Girl About Townby Frieda Klotz
- Has justice really been done for Phoebe Prince?
- Dublin, then & now
- Patti Smith, Ireland and the Catholic Church
- Ireland's war on women
- Haiti puts Ireland's troubles in perspective
You wouldn’t expect a country like Ireland to be accused of breaching human rights. Our little green nation is best known for its rich culture and friendly customs. We’ve never invaded another country or annoyed anyone too much.
But on Thursday the respected international advocacy group Human Rights Watch published a report saying Ireland deprives many of its citizens of their basic entitlements.
The report is called “A State of Isolation.” It tells how the government blocks the way of women who look for information on abortion or seek care abroad.
It's only Wednesday but this is already an astonishing week. Ted Kennedy's death has proved the Republicans' gain. Scott Brown will stand in the way of the healthcare legislation Kennedy himself fought for and desired. In Haiti, meanwhile, a great crisis plays out that puts our concerns in the US or Ireland in shadow. The death of Irishman Andrew Grene brings the tragedy even closer to home.

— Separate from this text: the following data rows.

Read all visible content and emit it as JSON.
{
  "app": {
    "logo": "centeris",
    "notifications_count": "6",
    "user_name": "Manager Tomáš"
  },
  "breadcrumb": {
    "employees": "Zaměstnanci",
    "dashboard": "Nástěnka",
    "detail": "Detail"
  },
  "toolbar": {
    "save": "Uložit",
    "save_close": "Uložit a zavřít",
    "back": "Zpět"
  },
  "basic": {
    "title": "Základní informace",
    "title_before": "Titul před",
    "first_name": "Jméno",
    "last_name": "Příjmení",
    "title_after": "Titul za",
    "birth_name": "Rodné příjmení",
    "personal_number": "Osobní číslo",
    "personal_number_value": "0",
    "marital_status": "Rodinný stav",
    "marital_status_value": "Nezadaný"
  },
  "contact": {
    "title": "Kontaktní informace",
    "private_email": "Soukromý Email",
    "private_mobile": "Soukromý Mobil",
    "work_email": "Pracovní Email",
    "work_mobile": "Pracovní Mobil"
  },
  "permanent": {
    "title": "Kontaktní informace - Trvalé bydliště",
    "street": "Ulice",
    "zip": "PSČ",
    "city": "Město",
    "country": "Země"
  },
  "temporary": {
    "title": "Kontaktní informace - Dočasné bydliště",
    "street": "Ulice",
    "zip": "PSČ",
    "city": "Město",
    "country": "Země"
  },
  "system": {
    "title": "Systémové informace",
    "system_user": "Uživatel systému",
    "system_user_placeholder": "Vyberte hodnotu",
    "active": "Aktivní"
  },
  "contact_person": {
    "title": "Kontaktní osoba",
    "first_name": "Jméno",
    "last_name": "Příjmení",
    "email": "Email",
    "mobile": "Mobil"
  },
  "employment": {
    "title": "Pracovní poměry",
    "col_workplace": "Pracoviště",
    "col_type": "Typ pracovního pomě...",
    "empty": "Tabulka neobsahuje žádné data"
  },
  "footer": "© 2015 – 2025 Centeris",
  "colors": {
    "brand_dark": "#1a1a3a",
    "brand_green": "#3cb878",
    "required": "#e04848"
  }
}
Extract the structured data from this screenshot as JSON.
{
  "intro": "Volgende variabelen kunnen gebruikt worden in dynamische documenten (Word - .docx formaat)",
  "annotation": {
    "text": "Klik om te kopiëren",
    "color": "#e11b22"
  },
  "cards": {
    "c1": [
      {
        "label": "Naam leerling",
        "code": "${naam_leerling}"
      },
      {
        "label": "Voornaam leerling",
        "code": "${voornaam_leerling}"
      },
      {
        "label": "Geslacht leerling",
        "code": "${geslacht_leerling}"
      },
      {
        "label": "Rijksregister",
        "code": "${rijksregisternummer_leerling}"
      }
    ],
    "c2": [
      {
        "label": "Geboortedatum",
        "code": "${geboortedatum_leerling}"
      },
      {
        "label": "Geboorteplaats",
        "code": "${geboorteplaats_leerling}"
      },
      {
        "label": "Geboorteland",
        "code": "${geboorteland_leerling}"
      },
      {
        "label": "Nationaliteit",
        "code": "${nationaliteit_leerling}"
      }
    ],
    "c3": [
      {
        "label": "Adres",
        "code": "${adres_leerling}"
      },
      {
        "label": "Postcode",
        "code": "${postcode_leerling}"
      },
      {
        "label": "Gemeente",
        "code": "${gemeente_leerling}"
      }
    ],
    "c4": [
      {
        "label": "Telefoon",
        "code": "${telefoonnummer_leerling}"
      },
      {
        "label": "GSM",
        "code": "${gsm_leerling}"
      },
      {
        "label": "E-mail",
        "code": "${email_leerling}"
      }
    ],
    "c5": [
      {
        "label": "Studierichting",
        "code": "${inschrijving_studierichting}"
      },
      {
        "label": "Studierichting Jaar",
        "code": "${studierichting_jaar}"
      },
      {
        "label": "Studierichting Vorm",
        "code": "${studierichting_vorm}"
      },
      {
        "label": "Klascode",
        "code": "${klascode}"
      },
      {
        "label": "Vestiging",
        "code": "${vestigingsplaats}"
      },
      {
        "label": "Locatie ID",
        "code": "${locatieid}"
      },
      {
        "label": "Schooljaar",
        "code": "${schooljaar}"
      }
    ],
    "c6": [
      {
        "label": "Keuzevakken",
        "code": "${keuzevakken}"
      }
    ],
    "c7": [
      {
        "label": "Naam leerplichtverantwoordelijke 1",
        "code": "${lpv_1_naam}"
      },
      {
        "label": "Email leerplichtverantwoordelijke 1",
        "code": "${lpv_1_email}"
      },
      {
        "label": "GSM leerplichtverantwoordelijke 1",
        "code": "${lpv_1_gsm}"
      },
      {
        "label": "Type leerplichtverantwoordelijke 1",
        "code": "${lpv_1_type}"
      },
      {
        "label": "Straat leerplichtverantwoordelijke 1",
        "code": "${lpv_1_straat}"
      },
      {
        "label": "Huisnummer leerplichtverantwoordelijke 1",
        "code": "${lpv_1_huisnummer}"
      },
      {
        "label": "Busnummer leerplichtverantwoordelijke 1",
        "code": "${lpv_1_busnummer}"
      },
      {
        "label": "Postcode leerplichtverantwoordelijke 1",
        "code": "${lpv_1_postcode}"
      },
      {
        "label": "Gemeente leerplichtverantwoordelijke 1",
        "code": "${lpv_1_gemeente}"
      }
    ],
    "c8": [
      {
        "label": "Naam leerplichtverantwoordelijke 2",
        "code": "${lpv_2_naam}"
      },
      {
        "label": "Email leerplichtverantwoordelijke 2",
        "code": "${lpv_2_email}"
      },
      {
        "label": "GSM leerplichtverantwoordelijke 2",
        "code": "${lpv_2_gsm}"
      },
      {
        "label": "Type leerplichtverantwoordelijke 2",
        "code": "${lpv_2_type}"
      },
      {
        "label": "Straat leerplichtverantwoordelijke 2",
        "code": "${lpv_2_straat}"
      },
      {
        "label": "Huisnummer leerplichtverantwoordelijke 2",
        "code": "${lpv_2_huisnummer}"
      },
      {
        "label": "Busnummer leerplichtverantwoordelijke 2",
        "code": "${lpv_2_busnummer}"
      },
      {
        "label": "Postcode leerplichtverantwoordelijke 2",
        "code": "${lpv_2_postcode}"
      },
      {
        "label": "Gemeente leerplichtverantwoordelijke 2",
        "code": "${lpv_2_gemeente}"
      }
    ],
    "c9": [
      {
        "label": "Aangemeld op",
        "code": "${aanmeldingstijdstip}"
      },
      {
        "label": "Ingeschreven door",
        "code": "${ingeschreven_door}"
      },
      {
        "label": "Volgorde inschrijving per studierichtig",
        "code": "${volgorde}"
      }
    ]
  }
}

Monday was Martin Luther King day and I went to a tribute to King at the Brooklyn Academy of Music. Gospel singers sang their hearts out. There was talk of problems and progress, and (muted) praise of Obama. But mostly people spoke of Haiti. Brooklyn has the largest diaspora population of Haitians in the world. The actor Danny Glover -- of "Lethal Weapon" and "The Color Purple" fame -- was keynote speaker, and he wondered what MLK would think if he were alive today (he would be 81). Glover's voice cracked, as he said King would ask why Haiti was so badly treated by history.

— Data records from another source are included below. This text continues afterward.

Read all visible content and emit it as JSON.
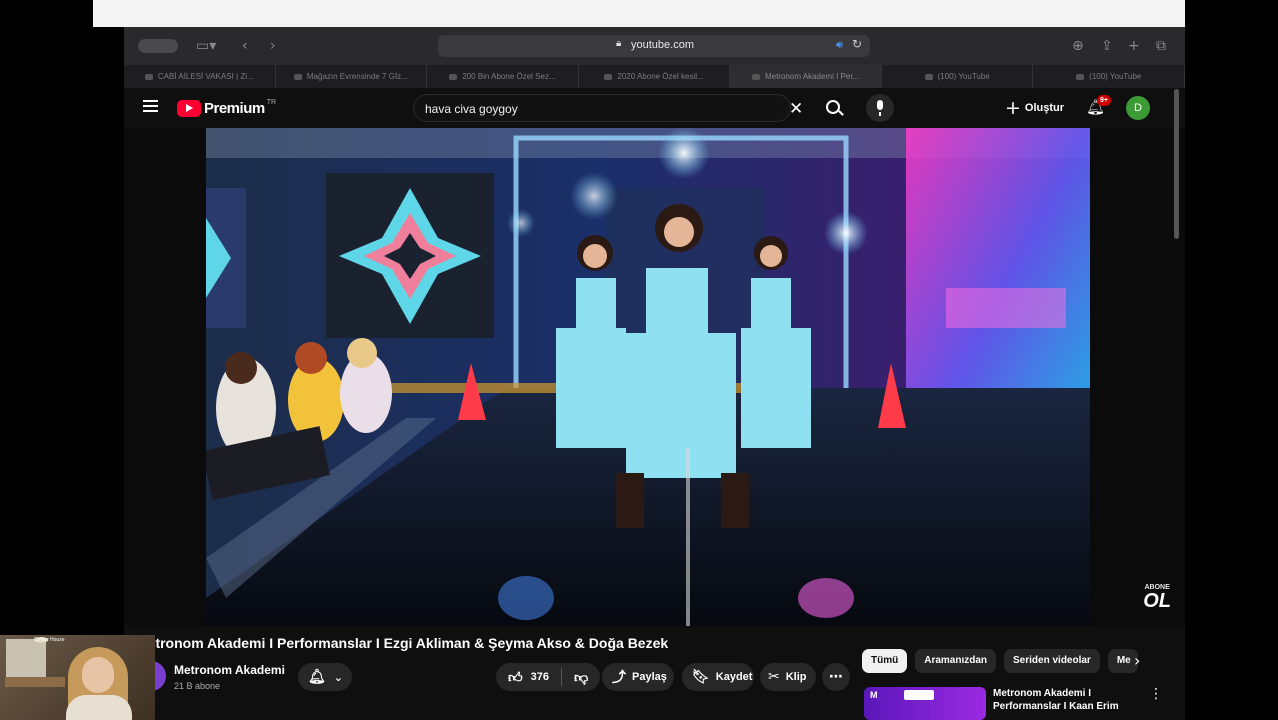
{
  "browser": {
    "url": "youtube.com",
    "tabs": [
      {
        "label": "CABİ AİLESİ VAKASI | Zi..."
      },
      {
        "label": "Mağazın Evrensinde 7 Gİz..."
      },
      {
        "label": "200 Bin Abone Özel Sez..."
      },
      {
        "label": "2020 Abone Özel kesil..."
      },
      {
        "label": "Metronom Akademi I Per..."
      },
      {
        "label": "(100) YouTube"
      },
      {
        "label": "(100) YouTube"
      }
    ]
  },
  "youtube": {
    "logo_text": "Premium",
    "logo_superscript": "TR",
    "search_query": "hava civa goygoy",
    "create_label": "Oluştur",
    "notification_badge": "9+",
    "avatar_letter": "D"
  },
  "video": {
    "watermark_top": "ABONE",
    "watermark_bottom": "OL",
    "title": "Metronom Akademi I Performanslar I Ezgi Akliman & Şeyma Akso & Doğa Bezek",
    "channel_name": "Metronom Akademi",
    "subscribers": "21 B abone",
    "like_count": "376",
    "share_label": "Paylaş",
    "save_label": "Kaydet",
    "clip_label": "Klip"
  },
  "sidebar": {
    "chips": [
      {
        "label": "Tümü",
        "active": true
      },
      {
        "label": "Aramanızdan",
        "active": false
      },
      {
        "label": "Seriden videolar",
        "active": false
      },
      {
        "label": "Me",
        "active": false
      }
    ],
    "recommendation_title": "Metronom Akademi I Performanslar I Kaan Erim",
    "recommendation_thumb_letter": "M"
  },
  "webcam": {
    "sign_text": "Coffee House"
  },
  "colors": {
    "youtube_red": "#ff0033",
    "avatar_green": "#3c9b35",
    "badge_red": "#cc0000",
    "channel_purple": "#7b3fd0"
  },
  "icons": [
    "apple-icon",
    "sidebar-toggle-icon",
    "back-icon",
    "forward-icon",
    "lock-icon",
    "sound-icon",
    "reload-icon",
    "download-icon",
    "share-icon",
    "new-tab-icon",
    "tabs-overview-icon",
    "menu-icon",
    "clear-icon",
    "search-icon",
    "mic-icon",
    "plus-icon",
    "bell-icon",
    "like-icon",
    "dislike-icon",
    "share-arrow-icon",
    "bookmark-icon",
    "scissors-icon",
    "more-icon",
    "chevron-right-icon"
  ]
}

Like Haiti, Ireland has a closely-bound diaspora community. We've all known that unnerving feeling when it seems every Irish person is somehow connected to us, or to someone that we know. When I read the obituary of Andrew Grene I realized I had taken a class on Shakespeare with his half-brother, professor Nick Grene at Trinity College Dublin. But the Grene name was doubly familiar: I had also read translations by his father, a respected academic at Chicago University, unaware till now that the two Grenes were related.

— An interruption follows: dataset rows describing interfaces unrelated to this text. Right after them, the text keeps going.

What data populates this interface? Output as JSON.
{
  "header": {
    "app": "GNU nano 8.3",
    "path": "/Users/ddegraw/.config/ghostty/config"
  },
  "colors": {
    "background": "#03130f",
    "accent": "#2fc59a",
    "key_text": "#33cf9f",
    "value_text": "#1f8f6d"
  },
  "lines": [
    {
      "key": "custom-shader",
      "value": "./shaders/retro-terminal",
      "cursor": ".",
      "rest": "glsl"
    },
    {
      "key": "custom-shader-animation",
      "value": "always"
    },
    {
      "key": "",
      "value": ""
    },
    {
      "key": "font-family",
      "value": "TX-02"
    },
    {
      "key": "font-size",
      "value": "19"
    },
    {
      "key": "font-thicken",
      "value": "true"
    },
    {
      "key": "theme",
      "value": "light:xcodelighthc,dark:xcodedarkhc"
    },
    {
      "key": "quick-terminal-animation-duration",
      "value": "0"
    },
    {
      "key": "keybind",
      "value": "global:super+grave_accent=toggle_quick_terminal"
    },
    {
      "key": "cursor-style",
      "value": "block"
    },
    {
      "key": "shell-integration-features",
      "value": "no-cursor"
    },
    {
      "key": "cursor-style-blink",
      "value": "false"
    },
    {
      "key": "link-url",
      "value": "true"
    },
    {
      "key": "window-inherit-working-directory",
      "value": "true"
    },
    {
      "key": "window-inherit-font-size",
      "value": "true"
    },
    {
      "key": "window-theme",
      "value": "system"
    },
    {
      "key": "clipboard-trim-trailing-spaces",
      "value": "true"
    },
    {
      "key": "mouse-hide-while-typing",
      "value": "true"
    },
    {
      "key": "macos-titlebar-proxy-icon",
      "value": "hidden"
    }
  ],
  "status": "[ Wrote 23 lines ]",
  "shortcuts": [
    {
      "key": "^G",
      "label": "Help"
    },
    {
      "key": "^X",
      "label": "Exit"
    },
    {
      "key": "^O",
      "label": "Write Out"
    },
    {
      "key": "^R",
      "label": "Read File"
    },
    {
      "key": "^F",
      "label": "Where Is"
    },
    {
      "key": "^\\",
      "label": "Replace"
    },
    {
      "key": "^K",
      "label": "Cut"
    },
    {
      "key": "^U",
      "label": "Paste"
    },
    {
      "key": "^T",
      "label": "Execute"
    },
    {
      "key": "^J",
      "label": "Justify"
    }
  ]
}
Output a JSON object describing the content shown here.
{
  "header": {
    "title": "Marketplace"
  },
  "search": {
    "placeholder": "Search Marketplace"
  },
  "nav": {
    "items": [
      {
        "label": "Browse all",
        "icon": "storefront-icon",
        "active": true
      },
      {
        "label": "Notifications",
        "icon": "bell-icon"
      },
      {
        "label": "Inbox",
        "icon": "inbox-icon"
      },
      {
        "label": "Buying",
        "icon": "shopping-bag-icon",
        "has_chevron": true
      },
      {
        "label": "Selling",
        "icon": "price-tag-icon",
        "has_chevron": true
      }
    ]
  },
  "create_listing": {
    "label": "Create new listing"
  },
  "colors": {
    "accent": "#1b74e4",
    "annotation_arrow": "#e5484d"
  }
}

And no, it's not her politics.
Sarah Palin is a love-to-hate figure, a woman of absolutes and contradictions. The glowing skin, the perfectly made-up face, the sexy spectacles combined with political power -- as a working mother of five, she's a modern woman who does it all. With only a few cracks on the surface to show for it.
Women heading towards 60 do not usually have affairs with teenage boys. That's one of the things that makes the Robinson scandal so mesmerizing -- that, and the fact, of course, that the trio of money, religion and politics are involved. But turn the story on its head: A politically powerful woman chooses to go against convention and follow her own desires. Amidst all the sleaze, could we take something positive from it?
Out of all the newspaper reports I read on the subject, just one touched on this aspect of the story. In her analysis of the Robinson family's turmoil, the Sunday Tribune's Northern Ireland reporter Suzanne Breen noted, "from a feminist perspective, perhaps Robinson's affair with her toyboy is to be savoured. How many aging men enjoy young sexy girlfriends without anyone batting an eyelid? And as a woman of pensionable age, her libido is surely to be celebrated."
She went on to point out several problems with such an interpretation: the creepy fact, for instance, that Mrs. Robinson had known her lover since he was nine years old.